Data about app and page elements:
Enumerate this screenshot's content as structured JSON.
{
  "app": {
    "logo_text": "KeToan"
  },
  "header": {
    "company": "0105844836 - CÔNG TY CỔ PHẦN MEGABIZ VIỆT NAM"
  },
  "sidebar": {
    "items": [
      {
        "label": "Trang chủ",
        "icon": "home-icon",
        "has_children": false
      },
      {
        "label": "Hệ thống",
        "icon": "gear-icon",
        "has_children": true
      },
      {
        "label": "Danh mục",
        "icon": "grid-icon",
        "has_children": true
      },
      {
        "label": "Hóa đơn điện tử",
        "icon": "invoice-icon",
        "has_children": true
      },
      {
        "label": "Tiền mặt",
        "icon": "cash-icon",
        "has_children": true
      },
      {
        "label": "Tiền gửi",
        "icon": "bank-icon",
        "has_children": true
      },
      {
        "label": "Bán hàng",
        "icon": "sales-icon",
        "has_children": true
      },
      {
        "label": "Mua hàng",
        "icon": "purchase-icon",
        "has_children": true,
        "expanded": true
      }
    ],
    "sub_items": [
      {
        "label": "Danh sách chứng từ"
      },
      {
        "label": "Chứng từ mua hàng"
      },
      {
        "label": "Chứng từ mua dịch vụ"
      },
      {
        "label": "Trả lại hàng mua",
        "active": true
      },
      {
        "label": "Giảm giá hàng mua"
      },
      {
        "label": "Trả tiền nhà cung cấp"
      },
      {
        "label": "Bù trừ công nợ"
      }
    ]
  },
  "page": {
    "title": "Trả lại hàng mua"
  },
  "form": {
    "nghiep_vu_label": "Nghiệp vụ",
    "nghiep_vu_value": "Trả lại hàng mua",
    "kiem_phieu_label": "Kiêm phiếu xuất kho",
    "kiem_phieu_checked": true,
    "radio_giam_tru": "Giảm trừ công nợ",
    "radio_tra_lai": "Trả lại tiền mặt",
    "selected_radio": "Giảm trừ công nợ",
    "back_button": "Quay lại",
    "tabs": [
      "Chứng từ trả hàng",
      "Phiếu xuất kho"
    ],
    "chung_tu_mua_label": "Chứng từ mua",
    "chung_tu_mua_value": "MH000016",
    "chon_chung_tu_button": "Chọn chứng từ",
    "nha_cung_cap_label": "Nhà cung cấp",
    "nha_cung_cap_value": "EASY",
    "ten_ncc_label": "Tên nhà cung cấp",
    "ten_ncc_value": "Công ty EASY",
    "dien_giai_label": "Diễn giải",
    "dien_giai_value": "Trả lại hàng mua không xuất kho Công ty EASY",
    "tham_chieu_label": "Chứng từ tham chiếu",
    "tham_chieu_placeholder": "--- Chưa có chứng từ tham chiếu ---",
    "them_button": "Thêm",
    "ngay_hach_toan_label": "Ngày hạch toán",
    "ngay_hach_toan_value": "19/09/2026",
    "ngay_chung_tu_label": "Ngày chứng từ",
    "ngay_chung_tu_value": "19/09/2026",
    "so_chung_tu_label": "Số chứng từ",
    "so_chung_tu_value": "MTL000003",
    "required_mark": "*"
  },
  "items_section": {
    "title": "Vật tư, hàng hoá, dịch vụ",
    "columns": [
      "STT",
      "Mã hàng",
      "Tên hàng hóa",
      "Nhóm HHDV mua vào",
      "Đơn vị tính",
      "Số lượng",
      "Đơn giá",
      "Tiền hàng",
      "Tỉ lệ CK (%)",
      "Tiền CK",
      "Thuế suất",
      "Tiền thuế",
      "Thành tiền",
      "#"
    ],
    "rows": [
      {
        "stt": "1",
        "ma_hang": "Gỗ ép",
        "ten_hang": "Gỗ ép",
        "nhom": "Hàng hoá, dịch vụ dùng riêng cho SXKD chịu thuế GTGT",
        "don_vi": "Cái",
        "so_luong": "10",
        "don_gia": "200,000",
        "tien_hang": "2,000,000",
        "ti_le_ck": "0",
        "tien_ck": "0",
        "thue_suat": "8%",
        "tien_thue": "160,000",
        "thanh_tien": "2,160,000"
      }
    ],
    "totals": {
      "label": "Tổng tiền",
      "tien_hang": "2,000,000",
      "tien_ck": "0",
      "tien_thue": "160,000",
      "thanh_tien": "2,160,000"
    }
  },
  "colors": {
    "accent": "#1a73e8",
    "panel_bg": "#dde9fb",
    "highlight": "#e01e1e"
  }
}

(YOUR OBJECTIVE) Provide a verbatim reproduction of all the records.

(SOLUTION FOR THIS TASK)
Enumerate this screenshot's content as structured JSON.
{
  "app": {
    "logo_text": "KeToan"
  },
  "header": {
    "company": "0105844836 - CÔNG TY CỔ PHẦN MEGABIZ VIỆT NAM"
  },
  "sidebar": {
    "items": [
      {
        "label": "Trang chủ",
        "icon": "home-icon",
        "has_children": false
      },
      {
        "label": "Hệ thống",
        "icon": "gear-icon",
        "has_children": true
      },
      {
        "label": "Danh mục",
        "icon": "grid-icon",
        "has_children": true
      },
      {
        "label": "Hóa đơn điện tử",
        "icon": "invoice-icon",
        "has_children": true
      },
      {
        "label": "Tiền mặt",
        "icon": "cash-icon",
        "has_children": true
      },
      {
        "label": "Tiền gửi",
        "icon": "bank-icon",
        "has_children": true
      },
      {
        "label": "Bán hàng",
        "icon": "sales-icon",
        "has_children": true
      },
      {
        "label": "Mua hàng",
        "icon": "purchase-icon",
        "has_children": true,
        "expanded": true
      }
    ],
    "sub_items": [
      {
        "label": "Danh sách chứng từ"
      },
      {
        "label": "Chứng từ mua hàng"
      },
      {
        "label": "Chứng từ mua dịch vụ"
      },
      {
        "label": "Trả lại hàng mua",
        "active": true
      },
      {
        "label": "Giảm giá hàng mua"
      },
      {
        "label": "Trả tiền nhà cung cấp"
      },
      {
        "label": "Bù trừ công nợ"
      }
    ]
  },
  "page": {
    "title": "Trả lại hàng mua"
  },
  "form": {
    "nghiep_vu_label": "Nghiệp vụ",
    "nghiep_vu_value": "Trả lại hàng mua",
    "kiem_phieu_label": "Kiêm phiếu xuất kho",
    "kiem_phieu_checked": true,
    "radio_giam_tru": "Giảm trừ công nợ",
    "radio_tra_lai": "Trả lại tiền mặt",
    "selected_radio": "Giảm trừ công nợ",
    "back_button": "Quay lại",
    "tabs": [
      "Chứng từ trả hàng",
      "Phiếu xuất kho"
    ],
    "chung_tu_mua_label": "Chứng từ mua",
    "chung_tu_mua_value": "MH000016",
    "chon_chung_tu_button": "Chọn chứng từ",
    "nha_cung_cap_label": "Nhà cung cấp",
    "nha_cung_cap_value": "EASY",
    "ten_ncc_label": "Tên nhà cung cấp",
    "ten_ncc_value": "Công ty EASY",
    "dien_giai_label": "Diễn giải",
    "dien_giai_value": "Trả lại hàng mua không xuất kho Công ty EASY",
    "tham_chieu_label": "Chứng từ tham chiếu",
    "tham_chieu_placeholder": "--- Chưa có chứng từ tham chiếu ---",
    "them_button": "Thêm",
    "ngay_hach_toan_label": "Ngày hạch toán",
    "ngay_hach_toan_value": "19/09/2026",
    "ngay_chung_tu_label": "Ngày chứng từ",
    "ngay_chung_tu_value": "19/09/2026",
    "so_chung_tu_label": "Số chứng từ",
    "so_chung_tu_value": "MTL000003",
    "required_mark": "*"
  },
  "items_section": {
    "title": "Vật tư, hàng hoá, dịch vụ",
    "columns": [
      "STT",
      "Mã hàng",
      "Tên hàng hóa",
      "Nhóm HHDV mua vào",
      "Đơn vị tính",
      "Số lượng",
      "Đơn giá",
      "Tiền hàng",
      "Tỉ lệ CK (%)",
      "Tiền CK",
      "Thuế suất",
      "Tiền thuế",
      "Thành tiền",
      "#"
    ],
    "rows": [
      {
        "stt": "1",
        "ma_hang": "Gỗ ép",
        "ten_hang": "Gỗ ép",
        "nhom": "Hàng hoá, dịch vụ dùng riêng cho SXKD chịu thuế GTGT",
        "don_vi": "Cái",
        "so_luong": "10",
        "don_gia": "200,000",
        "tien_hang": "2,000,000",
        "ti_le_ck": "0",
        "tien_ck": "0",
        "thue_suat": "8%",
        "tien_thue": "160,000",
        "thanh_tien": "2,160,000"
      }
    ],
    "totals": {
      "label": "Tổng tiền",
      "tien_hang": "2,000,000",
      "tien_ck": "0",
      "tien_thue": "160,000",
      "thanh_tien": "2,160,000"
    }
  },
  "colors": {
    "accent": "#1a73e8",
    "panel_bg": "#dde9fb",
    "highlight": "#e01e1e"
  }
}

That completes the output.